Ana Ciuti, Director for International Cooperation, Ministry of Foreign Affairs and Worship, Argentina:

Endorsed trade unions and civil society as a key actor of SSC and advocated for inclusive partnerships, giving examples of Argentina as partner of SSC, including in forensic investigation, food security and peacekeeping. She admitted that SSC does not mobilise resources of the volume of traditional cooperation, but it does mobilise knowledge and peer-learning.

Gina Casar, Executive Director of the Mexican Agency for Development Cooperation (AMEXCID)

Said ODA cannot be the only resource of development cooperation, particularly when SSC counts for 25bn USD only. Mexico is very much involved in SSC and TrC projects and it is championing a Global Partnership Initiative on Triangular Cooperation at the GPEDC.

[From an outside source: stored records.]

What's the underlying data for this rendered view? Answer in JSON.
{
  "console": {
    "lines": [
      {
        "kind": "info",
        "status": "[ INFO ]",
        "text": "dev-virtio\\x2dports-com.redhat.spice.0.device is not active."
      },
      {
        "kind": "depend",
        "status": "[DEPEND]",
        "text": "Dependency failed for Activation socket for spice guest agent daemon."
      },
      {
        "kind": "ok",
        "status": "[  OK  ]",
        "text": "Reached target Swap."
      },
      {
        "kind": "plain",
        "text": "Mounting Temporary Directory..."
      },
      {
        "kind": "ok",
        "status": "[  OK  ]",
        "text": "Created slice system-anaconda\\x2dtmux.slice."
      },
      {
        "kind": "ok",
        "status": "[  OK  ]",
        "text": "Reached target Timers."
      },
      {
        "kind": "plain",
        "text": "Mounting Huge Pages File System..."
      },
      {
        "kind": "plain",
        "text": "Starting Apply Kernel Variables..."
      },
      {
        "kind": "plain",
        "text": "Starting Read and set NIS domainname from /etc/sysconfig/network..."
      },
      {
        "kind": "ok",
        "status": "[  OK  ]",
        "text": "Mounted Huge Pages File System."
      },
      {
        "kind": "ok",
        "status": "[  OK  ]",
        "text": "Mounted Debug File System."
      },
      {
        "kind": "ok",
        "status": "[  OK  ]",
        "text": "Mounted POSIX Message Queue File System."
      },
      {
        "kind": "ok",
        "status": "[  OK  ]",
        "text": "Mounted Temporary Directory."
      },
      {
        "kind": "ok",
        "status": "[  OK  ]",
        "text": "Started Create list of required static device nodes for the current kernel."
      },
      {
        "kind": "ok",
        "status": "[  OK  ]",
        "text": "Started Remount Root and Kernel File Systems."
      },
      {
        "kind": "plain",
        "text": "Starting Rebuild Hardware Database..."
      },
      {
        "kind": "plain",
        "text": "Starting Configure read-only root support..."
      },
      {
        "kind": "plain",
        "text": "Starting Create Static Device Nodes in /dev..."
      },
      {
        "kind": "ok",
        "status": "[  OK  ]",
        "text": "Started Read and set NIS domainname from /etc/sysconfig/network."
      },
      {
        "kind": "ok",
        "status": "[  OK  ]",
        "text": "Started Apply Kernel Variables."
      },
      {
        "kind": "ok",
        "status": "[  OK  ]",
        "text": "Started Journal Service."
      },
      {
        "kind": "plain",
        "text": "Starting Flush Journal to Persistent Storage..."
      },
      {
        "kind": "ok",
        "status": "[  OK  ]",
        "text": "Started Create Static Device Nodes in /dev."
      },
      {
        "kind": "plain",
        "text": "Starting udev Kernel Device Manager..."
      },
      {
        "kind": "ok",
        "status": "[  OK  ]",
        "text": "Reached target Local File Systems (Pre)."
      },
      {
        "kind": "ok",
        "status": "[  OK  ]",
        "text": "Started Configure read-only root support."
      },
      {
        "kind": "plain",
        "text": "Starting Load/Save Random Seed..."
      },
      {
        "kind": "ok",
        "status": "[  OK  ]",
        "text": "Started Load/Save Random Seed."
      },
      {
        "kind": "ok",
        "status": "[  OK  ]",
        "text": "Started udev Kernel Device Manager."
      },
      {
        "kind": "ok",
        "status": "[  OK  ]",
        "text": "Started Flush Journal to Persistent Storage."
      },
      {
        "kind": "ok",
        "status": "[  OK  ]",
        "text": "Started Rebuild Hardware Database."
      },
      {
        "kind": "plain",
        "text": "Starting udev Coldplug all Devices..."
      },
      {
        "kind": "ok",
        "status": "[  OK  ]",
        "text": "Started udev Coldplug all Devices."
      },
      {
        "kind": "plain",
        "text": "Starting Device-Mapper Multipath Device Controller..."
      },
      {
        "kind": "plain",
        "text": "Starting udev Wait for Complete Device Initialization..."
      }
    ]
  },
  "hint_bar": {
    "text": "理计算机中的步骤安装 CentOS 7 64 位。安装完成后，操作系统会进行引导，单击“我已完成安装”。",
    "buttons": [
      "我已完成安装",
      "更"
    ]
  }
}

Li Xiaoyun, Network of Southern Think Tanks (NeST)

Described how inclusive partnerships in SSC and TrC relate to the other principles of effective development co-operation (country ownership, focus on results, transparency and mutual accountability) particularly regarding the implementation of the SDGs SDGs The Sustainable Development Goals were one of the outcomes of the Rio+20 Conference. The members States launched a new set of future international development goals, which will build upon the Millennium Development Goals and converge with the post-2015 development agenda. . He added that more institutionalisation of SSC and TrC is needed in the UN system, beyond the UN Office dealing with SSC.

The representatives from El Salvador and Peru, respondents in this session, recognized the role trade unions can play in SSC and TrC.

For more on Trade Unions’ participation in the HLM2, click here